In many ways, the Mirisch Corporation represented the next step to another recent development, the rise of talent agencies into a central position in the American film industry. With the studios no longer generating production deals, talent agencies found an opportunity to expand their main line of work (representing talent in negotiations for film production deals), putting production deals together, preferably by utilising only their roster of clients. Although the Mirisch brothers were not agents, the services they offered covered several aspects of deal-making but significantly extended to cover other areas of production and management.

The foundation of their work was to place a number of commercial directors under contract, believing that they would be able to attract the stars. Through the Mirisch Corporation, United Artists distributed the work of filmmakers such as Billy Wilder, John Sturges, Robert Wise, William Wyler, Blake Edwards and Norman Jewison, responsible for a number of commercial and critical successes such as: Some Like it Hot (Wilder, 1959); The Magnificent Seven (Sturges, 1960); West Side Story (Wise and Robbins, 1961); The Children's Hour (Wyler, 1962); Pink Panther (Edwards, 1964); and In the Heat of the Night (Jewison, 1967). Between 1958

and 1974, the Mirisch Corporation delivered to United Artists sixty-seven films in total,52 making this one of the most successful agreements between a distributor and a film company in the history of American cinema.

In the 1960s United Artists launched another extremely successful deal, with British producers Harry Saltzman and Albert 'Cubby' Broccoli, who produced for the American distributor the James Bond series of films, starting with Dr No (T. Young) in 1962. Finally, United Artists was first among the majors to tap an increasingly large art-cinema market. Since the success of the French film And God Created Woman (Vadim, 1956) which grossed $3 million at the US box office, there was an exponential increase in theatres dedicated to non-US fare (from fewer than 50 in the pre-war era to more than 800 in 1958). Equally the number of films imported into the US had risen from 93 in 1948 to 532 in 1957, which of course signalled the existence of a distinct audience for art-films.53 To lay a claim to this market, UA acquired one of the foremost distributors in the field, Lopert Pictures. Through this subsidiary, UA released a number of films from 1959 onwards, including the very successful, critically and commercially, Never on Sunday (Dassin, 1960) as well as a number of other moderately commercial but critically applauded films such as La Notte (Antonioni, 1962) and Persona (Bergman, 1967). By 1967, the year this second period in the history of American independent cinema closes, United Artists (which had also become a public company in 1957) had transformed into the most successful company in the film industry, ahead of all its competitors.

Film Making

Film Making
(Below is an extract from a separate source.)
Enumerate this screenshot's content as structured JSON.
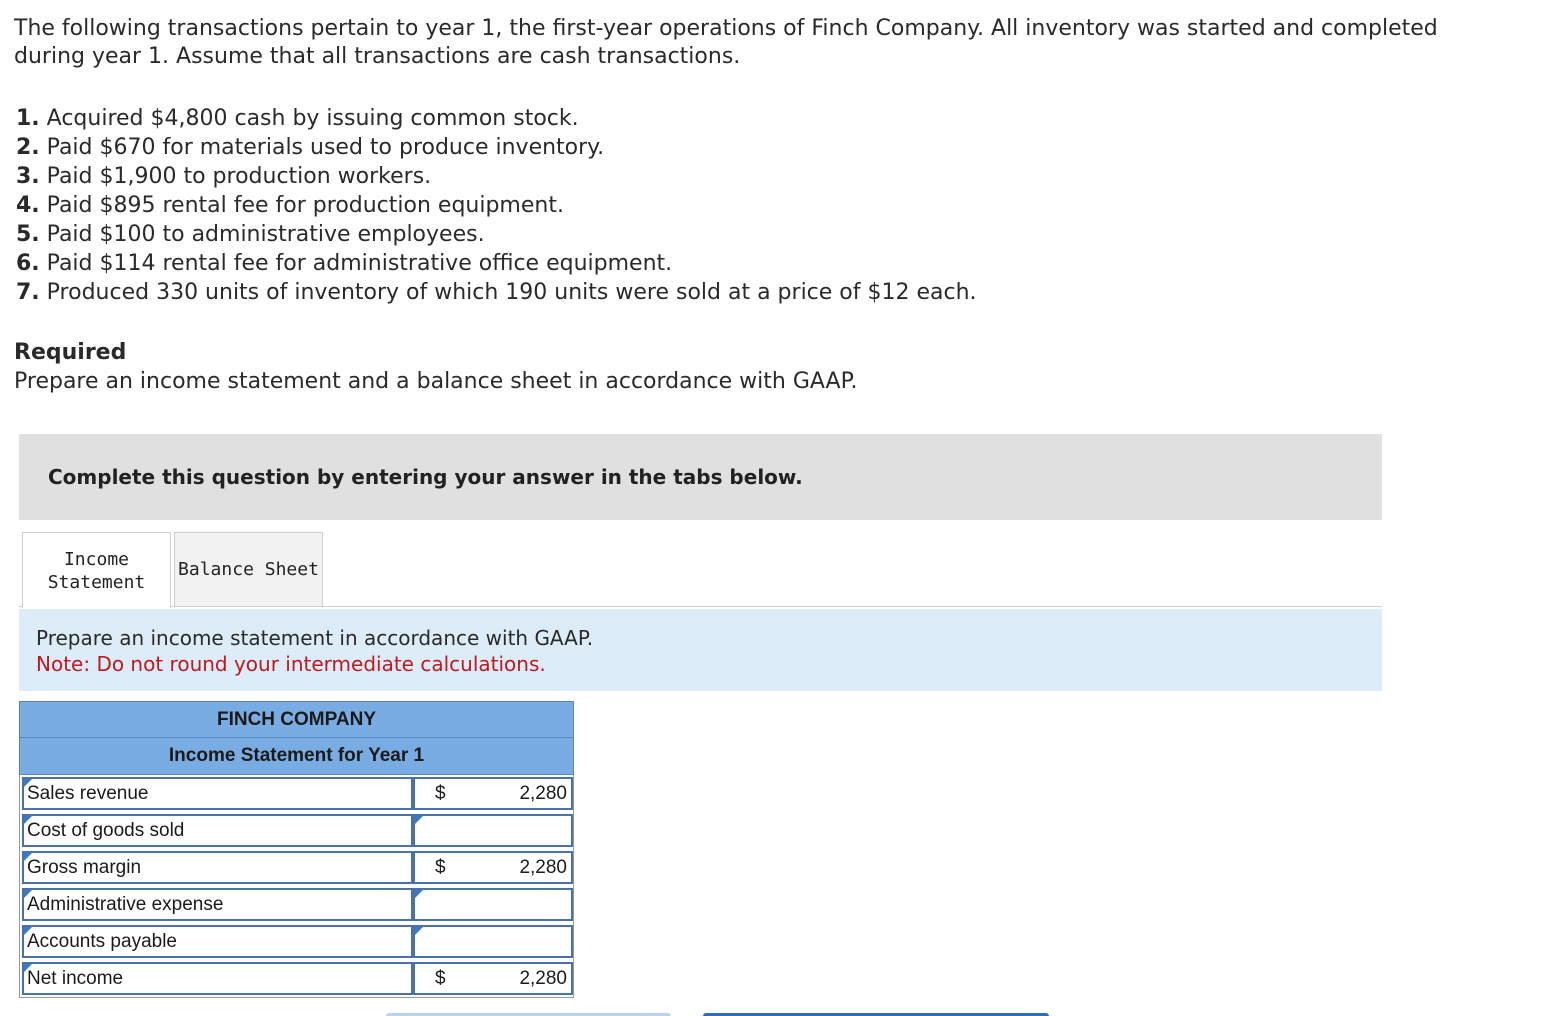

If you have ever wanted the secrets to making your own film, here it is: Indy Film Insider Tips And Basics To Film Making. Have you ever wanted to make your own film? Is there a story you want to tell? You might even think that this is impossible. Studios make films, not the little guy. This is probably what you tell yourself. Do you watch films with more than a casual eye? You probably want to know how they were able to get perfect lighting in your favorite scene, or how to write a professional screenplay.

Get My Free Ebook


Post a comment